- _Prompt_:
Quote the data below in full, please, without altering anything.

- _Data shown_:
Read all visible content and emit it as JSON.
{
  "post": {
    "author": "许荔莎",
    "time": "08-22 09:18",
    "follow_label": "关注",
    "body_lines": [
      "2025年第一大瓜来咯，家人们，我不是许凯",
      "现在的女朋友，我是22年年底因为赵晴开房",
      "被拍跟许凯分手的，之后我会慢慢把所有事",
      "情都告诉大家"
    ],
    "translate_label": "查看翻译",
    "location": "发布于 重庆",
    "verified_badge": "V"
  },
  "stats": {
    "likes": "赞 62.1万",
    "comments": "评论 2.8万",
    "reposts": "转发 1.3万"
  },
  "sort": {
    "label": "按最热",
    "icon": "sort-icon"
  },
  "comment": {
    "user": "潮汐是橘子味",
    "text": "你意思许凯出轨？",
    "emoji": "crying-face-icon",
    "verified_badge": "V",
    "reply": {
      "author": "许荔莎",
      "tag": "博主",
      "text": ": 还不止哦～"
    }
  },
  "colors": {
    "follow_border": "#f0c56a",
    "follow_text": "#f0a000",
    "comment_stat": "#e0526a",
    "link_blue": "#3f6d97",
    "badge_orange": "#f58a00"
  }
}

- _Output of the task_:
Read all visible content and emit it as JSON.
{
  "post": {
    "author": "许荔莎",
    "time": "08-22 09:18",
    "follow_label": "关注",
    "body_lines": [
      "2025年第一大瓜来咯，家人们，我不是许凯",
      "现在的女朋友，我是22年年底因为赵晴开房",
      "被拍跟许凯分手的，之后我会慢慢把所有事",
      "情都告诉大家"
    ],
    "translate_label": "查看翻译",
    "location": "发布于 重庆",
    "verified_badge": "V"
  },
  "stats": {
    "likes": "赞 62.1万",
    "comments": "评论 2.8万",
    "reposts": "转发 1.3万"
  },
  "sort": {
    "label": "按最热",
    "icon": "sort-icon"
  },
  "comment": {
    "user": "潮汐是橘子味",
    "text": "你意思许凯出轨？",
    "emoji": "crying-face-icon",
    "verified_badge": "V",
    "reply": {
      "author": "许荔莎",
      "tag": "博主",
      "text": ": 还不止哦～"
    }
  },
  "colors": {
    "follow_border": "#f0c56a",
    "follow_text": "#f0a000",
    "comment_stat": "#e0526a",
    "link_blue": "#3f6d97",
    "badge_orange": "#f58a00"
  }
}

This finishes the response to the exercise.